All plans between men are tentative. If one man should suddenly have an opportunity to pursue a woman, it's like these two guys never met each other ever in life. This is the male code'. And it doesn't matter how important the arrangements are ...

— Jerry Seinfeld, in Seinfeld, "The Stranded"[citation needed]

"Bros before hoes"Edit

"Bros before hoes" (that is, "man friends before women") is a well-known, slang expression about how men should not abandon their male friends for women they are interested in.

The "bros before hoes" expression is often regarded as the "golden rule" of male friendship, and it has been common slang at least since 2001.[2] It was later used by The Office character Michael Scott in "A Benihana Christmas" in 2006, and further popularized by the TV show character Barney Stinson from How I Met Your Mother.

The Bro CodeEdit

The Bro Code
AuthorBarney Stinson
with Matt Kuhn
SubjectInterpersonal relationships
PublisherSimon & Schuster
Publication date
October 14, 2008
Media type
  • Print (Paperback)
  • e-Book
  • Audio Book (CD)[3]
Pages208[3] (Paperback)
Followed byBro on the Go 

Inspired by the notion of Bro Code that they developed in their sitcom, How I Met Your Mother creators Carter Bays and Craig Thomas, and one of the show's writers, Matt Kuhn, wrote a book called The Bro Code. Published by Simon & Schuster, the book covers 150 rules written in articles of what "bros" should or should not do.[4] The book was penned by Barney Stinson and also credited with Kuhn, who also wrote the entries of Barney's blog, mentioned in the series. The book was first shown in the episode "The Goat".[5] Greig Dymond of calls the book "a tongue-in-cheek guide to etiquette for horn-dog dudes."[6] At the end of each episode, a vanity card is used to display a random rule from the Bro Code, similar to what is done on Chuck Lorre–produced shows.[citation needed]

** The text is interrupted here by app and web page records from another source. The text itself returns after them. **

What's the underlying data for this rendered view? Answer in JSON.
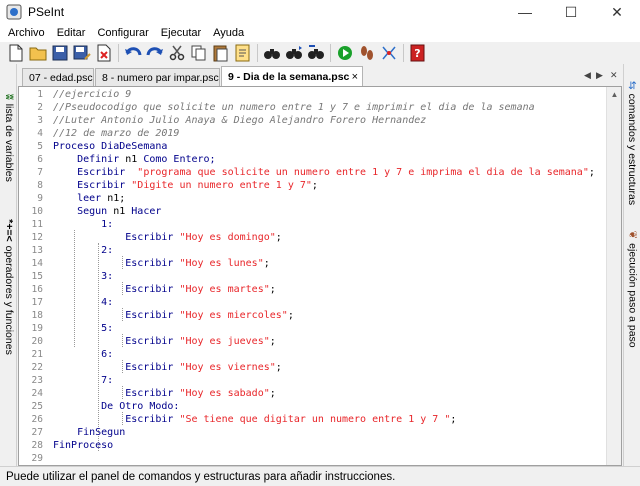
{
  "window": {
    "title": "PSeInt",
    "minimize": "—",
    "maximize": "☐",
    "close": "✕"
  },
  "menu": [
    "Archivo",
    "Editar",
    "Configurar",
    "Ejecutar",
    "Ayuda"
  ],
  "toolbar_icons": [
    "new-file",
    "open-folder",
    "save",
    "save-as",
    "close",
    "undo",
    "redo",
    "cut",
    "copy",
    "paste",
    "comment",
    "find",
    "find-next",
    "replace",
    "run",
    "step",
    "debug",
    "help"
  ],
  "left_panel": {
    "variables_label": "lista de variables",
    "variables_glyph": "*+=<",
    "operators_label": "operadores y funciones"
  },
  "right_panel": {
    "commands_label": "comandos y estructuras",
    "step_label": "ejecución paso a paso"
  },
  "tabs": [
    {
      "label": "07 - edad.psc",
      "close": ""
    },
    {
      "label": "8 - numero par impar.psc",
      "close": ""
    },
    {
      "label": "9 - Dia de la semana.psc",
      "close": "×"
    }
  ],
  "tab_nav": {
    "prev": "◀",
    "next": "▶",
    "close": "✕"
  },
  "code": [
    {
      "n": "1",
      "segments": [
        {
          "t": "//ejercicio 9",
          "c": "cmt"
        }
      ]
    },
    {
      "n": "2",
      "segments": [
        {
          "t": "//Pseudocodigo que solicite un numero entre 1 y 7 e imprimir el dia de la semana",
          "c": "cmt"
        }
      ]
    },
    {
      "n": "3",
      "segments": [
        {
          "t": "//Luter Antonio Julio Anaya & Diego Alejandro Forero Hernandez",
          "c": "cmt"
        }
      ]
    },
    {
      "n": "4",
      "segments": [
        {
          "t": "//12 de marzo de 2019",
          "c": "cmt"
        }
      ]
    },
    {
      "n": "5",
      "segments": [
        {
          "t": "Proceso ",
          "c": "kw"
        },
        {
          "t": "DiaDeSemana",
          "c": "kw"
        }
      ]
    },
    {
      "n": "6",
      "segments": [
        {
          "t": "    Definir ",
          "c": "kw"
        },
        {
          "t": "n1",
          "c": "idt"
        },
        {
          "t": " Como Entero;",
          "c": "kw"
        }
      ]
    },
    {
      "n": "7",
      "segments": [
        {
          "t": "    Escribir  ",
          "c": "kw"
        },
        {
          "t": "\"programa que solicite un numero entre 1 y 7 e imprima el dia de la semana\"",
          "c": "str"
        },
        {
          "t": ";",
          "c": "idt"
        }
      ]
    },
    {
      "n": "8",
      "segments": [
        {
          "t": "    Escribir ",
          "c": "kw"
        },
        {
          "t": "\"Digite un numero entre 1 y 7\"",
          "c": "str"
        },
        {
          "t": ";",
          "c": "idt"
        }
      ]
    },
    {
      "n": "9",
      "segments": [
        {
          "t": "    leer ",
          "c": "kw"
        },
        {
          "t": "n1;",
          "c": "idt"
        }
      ]
    },
    {
      "n": "10",
      "segments": [
        {
          "t": "    Segun ",
          "c": "kw"
        },
        {
          "t": "n1",
          "c": "idt"
        },
        {
          "t": " Hacer",
          "c": "kw"
        }
      ]
    },
    {
      "n": "11",
      "segments": [
        {
          "t": "        1:",
          "c": "case"
        }
      ]
    },
    {
      "n": "12",
      "segments": [
        {
          "t": "            Escribir ",
          "c": "kw"
        },
        {
          "t": "\"Hoy es domingo\"",
          "c": "str"
        },
        {
          "t": ";",
          "c": "idt"
        }
      ]
    },
    {
      "n": "13",
      "segments": [
        {
          "t": "        2:",
          "c": "case"
        }
      ]
    },
    {
      "n": "14",
      "segments": [
        {
          "t": "            Escribir ",
          "c": "kw"
        },
        {
          "t": "\"Hoy es lunes\"",
          "c": "str"
        },
        {
          "t": ";",
          "c": "idt"
        }
      ]
    },
    {
      "n": "15",
      "segments": [
        {
          "t": "        3:",
          "c": "case"
        }
      ]
    },
    {
      "n": "16",
      "segments": [
        {
          "t": "            Escribir ",
          "c": "kw"
        },
        {
          "t": "\"Hoy es martes\"",
          "c": "str"
        },
        {
          "t": ";",
          "c": "idt"
        }
      ]
    },
    {
      "n": "17",
      "segments": [
        {
          "t": "        4:",
          "c": "case"
        }
      ]
    },
    {
      "n": "18",
      "segments": [
        {
          "t": "            Escribir ",
          "c": "kw"
        },
        {
          "t": "\"Hoy es miercoles\"",
          "c": "str"
        },
        {
          "t": ";",
          "c": "idt"
        }
      ]
    },
    {
      "n": "19",
      "segments": [
        {
          "t": "        5:",
          "c": "case"
        }
      ]
    },
    {
      "n": "20",
      "segments": [
        {
          "t": "            Escribir ",
          "c": "kw"
        },
        {
          "t": "\"Hoy es jueves\"",
          "c": "str"
        },
        {
          "t": ";",
          "c": "idt"
        }
      ]
    },
    {
      "n": "21",
      "segments": [
        {
          "t": "        6:",
          "c": "case"
        }
      ]
    },
    {
      "n": "22",
      "segments": [
        {
          "t": "            Escribir ",
          "c": "kw"
        },
        {
          "t": "\"Hoy es viernes\"",
          "c": "str"
        },
        {
          "t": ";",
          "c": "idt"
        }
      ]
    },
    {
      "n": "23",
      "segments": [
        {
          "t": "        7:",
          "c": "case"
        }
      ]
    },
    {
      "n": "24",
      "segments": [
        {
          "t": "            Escribir ",
          "c": "kw"
        },
        {
          "t": "\"Hoy es sabado\"",
          "c": "str"
        },
        {
          "t": ";",
          "c": "idt"
        }
      ]
    },
    {
      "n": "25",
      "segments": [
        {
          "t": "        De Otro Modo:",
          "c": "kw"
        }
      ]
    },
    {
      "n": "26",
      "segments": [
        {
          "t": "            Escribir ",
          "c": "kw"
        },
        {
          "t": "\"Se tiene que digitar un numero entre 1 y 7 \"",
          "c": "str"
        },
        {
          "t": ";",
          "c": "idt"
        }
      ]
    },
    {
      "n": "27",
      "segments": [
        {
          "t": "    FinSegun",
          "c": "kw"
        }
      ]
    },
    {
      "n": "28",
      "segments": [
        {
          "t": "FinProceso",
          "c": "kw"
        }
      ]
    },
    {
      "n": "29",
      "segments": []
    }
  ],
  "status": "Puede utilizar el panel de comandos y estructuras para añadir instrucciones.",
  "colors": {
    "keyword": "#00008b",
    "string": "#e8262a",
    "comment": "#777777"
  }
}
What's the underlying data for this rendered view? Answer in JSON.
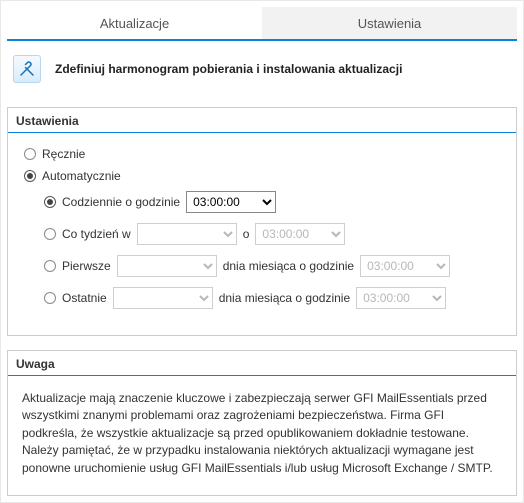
{
  "tabs": {
    "active": "Aktualizacje",
    "inactive": "Ustawienia"
  },
  "header": {
    "icon": "tools-icon",
    "text": "Zdefiniuj harmonogram pobierania i instalowania aktualizacji"
  },
  "settings_panel": {
    "title": "Ustawienia",
    "manual": {
      "label": "Ręcznie",
      "selected": false
    },
    "automatic": {
      "label": "Automatycznie",
      "selected": true
    },
    "schedule": {
      "daily": {
        "label": "Codziennie o godzinie",
        "selected": true,
        "time": "03:00:00",
        "enabled": true
      },
      "weekly": {
        "label": "Co tydzień w",
        "selected": false,
        "day": "",
        "mid": "o",
        "time": "03:00:00",
        "enabled": false
      },
      "first": {
        "label": "Pierwsze",
        "selected": false,
        "day": "",
        "mid": "dnia miesiąca o godzinie",
        "time": "03:00:00",
        "enabled": false
      },
      "last": {
        "label": "Ostatnie",
        "selected": false,
        "day": "",
        "mid": "dnia miesiąca o godzinie",
        "time": "03:00:00",
        "enabled": false
      }
    }
  },
  "note_panel": {
    "title": "Uwaga",
    "body": "Aktualizacje mają znaczenie kluczowe i zabezpieczają serwer GFI MailEssentials przed wszystkimi znanymi problemami oraz zagrożeniami bezpieczeństwa. Firma GFI podkreśla, że wszystkie aktualizacje są przed opublikowaniem dokładnie testowane. Należy pamiętać, że w przypadku instalowania niektórych aktualizacji wymagane jest ponowne uruchomienie usług GFI MailEssentials i/lub usług Microsoft Exchange / SMTP."
  }
}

See alsoEdit


  1. ^ Martin, Katherine Connor (October 9, 2013). "The rise of the portmanbro". Oxford Dictionaries. Archived from the original on October 9, 2013. Retrieved April 5, 2014.
  2. ^ "What does bros before hoes mean? bros before hoes Definition. Meaning of bros before hoes". Retrieved 2016-03-28.
  3. ^ a b The Bro Code. ASIN 143911000X.
  4. ^ Stinson, Barney; Kuhn, Matt (2008-10-14). The Bro Code. Simon & Schuster. ISBN 978-1-4391-1000-3. Retrieved November 26, 2013.
  5. ^ Ryan, Maureen (July 25, 2008). "Now you can consult 'The Bro Code'". Chicago Tribune. Retrieved November 26, 2013.
  6. ^ Dymond, Greig (March 19, 2009). "It's a guy thing". CBC News. Retrieved November 26, 2013.